Start of Block

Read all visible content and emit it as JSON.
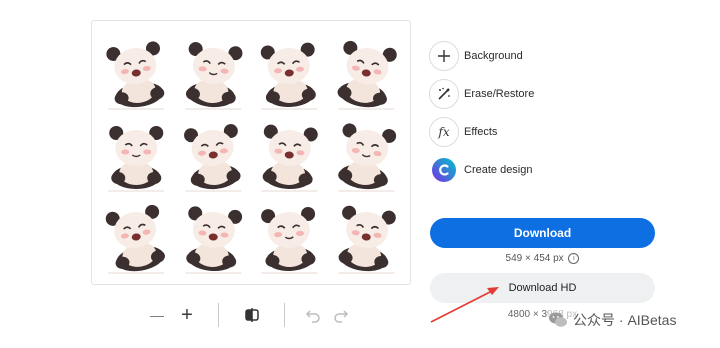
{
  "preview": {
    "sticker_count": 12,
    "sticker_name": "panda-sticker"
  },
  "toolbar": {
    "zoom_out_label": "—",
    "zoom_in_label": "+"
  },
  "tools": [
    {
      "label": "Background",
      "icon": "plus-icon"
    },
    {
      "label": "Erase/Restore",
      "icon": "magic-brush-icon"
    },
    {
      "label": "Effects",
      "icon": "fx-icon"
    },
    {
      "label": "Create design",
      "icon": "canva-logo-icon"
    }
  ],
  "download": {
    "primary_label": "Download",
    "primary_size": "549 × 454 px",
    "hd_label": "Download HD",
    "hd_size": "4800 × 3968 px"
  },
  "watermark": {
    "text": "公众号 · AIBetas"
  },
  "colors": {
    "primary": "#0e6fe2",
    "secondary_bg": "#eef0f2",
    "arrow": "#e53935"
  }
}
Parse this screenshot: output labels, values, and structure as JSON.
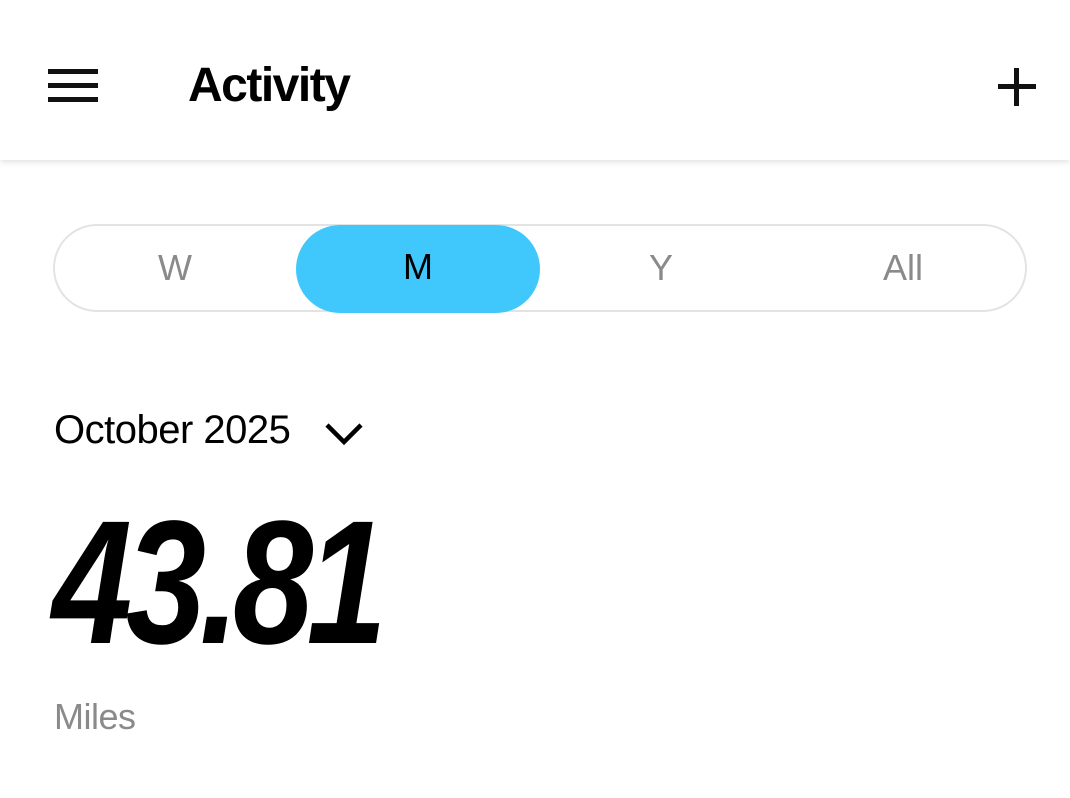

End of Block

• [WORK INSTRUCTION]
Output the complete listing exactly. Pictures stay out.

• [RESPONSE BELOW]
Read all visible content and emit it as JSON.
{
  "preview": {
    "sticker_count": 12,
    "sticker_name": "panda-sticker"
  },
  "toolbar": {
    "zoom_out_label": "—",
    "zoom_in_label": "+"
  },
  "tools": [
    {
      "label": "Background",
      "icon": "plus-icon"
    },
    {
      "label": "Erase/Restore",
      "icon": "magic-brush-icon"
    },
    {
      "label": "Effects",
      "icon": "fx-icon"
    },
    {
      "label": "Create design",
      "icon": "canva-logo-icon"
    }
  ],
  "download": {
    "primary_label": "Download",
    "primary_size": "549 × 454 px",
    "hd_label": "Download HD",
    "hd_size": "4800 × 3968 px"
  },
  "watermark": {
    "text": "公众号 · AIBetas"
  },
  "colors": {
    "primary": "#0e6fe2",
    "secondary_bg": "#eef0f2",
    "arrow": "#e53935"
  }
}
Parse this screenshot: output labels, values, and structure as JSON.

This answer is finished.